**ABOUT THIS TASK:** Repeat the material exactly, leaving no line out.

**DATA SECTION:**
+ + + + + + +

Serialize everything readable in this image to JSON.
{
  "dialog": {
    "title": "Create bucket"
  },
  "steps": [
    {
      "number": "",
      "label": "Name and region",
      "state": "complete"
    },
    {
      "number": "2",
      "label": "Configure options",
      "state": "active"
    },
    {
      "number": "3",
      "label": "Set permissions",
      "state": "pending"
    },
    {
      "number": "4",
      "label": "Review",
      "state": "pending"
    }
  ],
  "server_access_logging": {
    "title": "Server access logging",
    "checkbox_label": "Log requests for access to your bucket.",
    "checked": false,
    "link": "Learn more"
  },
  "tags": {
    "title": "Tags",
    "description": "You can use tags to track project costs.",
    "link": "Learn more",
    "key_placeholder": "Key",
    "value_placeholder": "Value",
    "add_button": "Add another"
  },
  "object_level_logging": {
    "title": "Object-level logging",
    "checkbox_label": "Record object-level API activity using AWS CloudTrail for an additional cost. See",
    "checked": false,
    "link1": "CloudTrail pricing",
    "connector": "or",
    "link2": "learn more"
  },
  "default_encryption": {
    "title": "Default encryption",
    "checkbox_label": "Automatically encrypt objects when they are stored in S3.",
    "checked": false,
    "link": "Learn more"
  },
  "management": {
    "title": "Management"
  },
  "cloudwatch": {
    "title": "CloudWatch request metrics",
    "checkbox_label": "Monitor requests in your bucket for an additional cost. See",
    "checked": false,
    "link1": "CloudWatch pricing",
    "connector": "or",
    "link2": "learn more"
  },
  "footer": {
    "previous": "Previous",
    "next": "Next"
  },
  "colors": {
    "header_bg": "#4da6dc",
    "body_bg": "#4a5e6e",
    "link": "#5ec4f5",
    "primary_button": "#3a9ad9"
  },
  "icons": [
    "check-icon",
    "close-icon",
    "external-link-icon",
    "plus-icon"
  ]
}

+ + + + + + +

**THE COMPLETED TASK:**
Serialize everything readable in this image to JSON.
{
  "dialog": {
    "title": "Create bucket"
  },
  "steps": [
    {
      "number": "",
      "label": "Name and region",
      "state": "complete"
    },
    {
      "number": "2",
      "label": "Configure options",
      "state": "active"
    },
    {
      "number": "3",
      "label": "Set permissions",
      "state": "pending"
    },
    {
      "number": "4",
      "label": "Review",
      "state": "pending"
    }
  ],
  "server_access_logging": {
    "title": "Server access logging",
    "checkbox_label": "Log requests for access to your bucket.",
    "checked": false,
    "link": "Learn more"
  },
  "tags": {
    "title": "Tags",
    "description": "You can use tags to track project costs.",
    "link": "Learn more",
    "key_placeholder": "Key",
    "value_placeholder": "Value",
    "add_button": "Add another"
  },
  "object_level_logging": {
    "title": "Object-level logging",
    "checkbox_label": "Record object-level API activity using AWS CloudTrail for an additional cost. See",
    "checked": false,
    "link1": "CloudTrail pricing",
    "connector": "or",
    "link2": "learn more"
  },
  "default_encryption": {
    "title": "Default encryption",
    "checkbox_label": "Automatically encrypt objects when they are stored in S3.",
    "checked": false,
    "link": "Learn more"
  },
  "management": {
    "title": "Management"
  },
  "cloudwatch": {
    "title": "CloudWatch request metrics",
    "checkbox_label": "Monitor requests in your bucket for an additional cost. See",
    "checked": false,
    "link1": "CloudWatch pricing",
    "connector": "or",
    "link2": "learn more"
  },
  "footer": {
    "previous": "Previous",
    "next": "Next"
  },
  "colors": {
    "header_bg": "#4da6dc",
    "body_bg": "#4a5e6e",
    "link": "#5ec4f5",
    "primary_button": "#3a9ad9"
  },
  "icons": [
    "check-icon",
    "close-icon",
    "external-link-icon",
    "plus-icon"
  ]
}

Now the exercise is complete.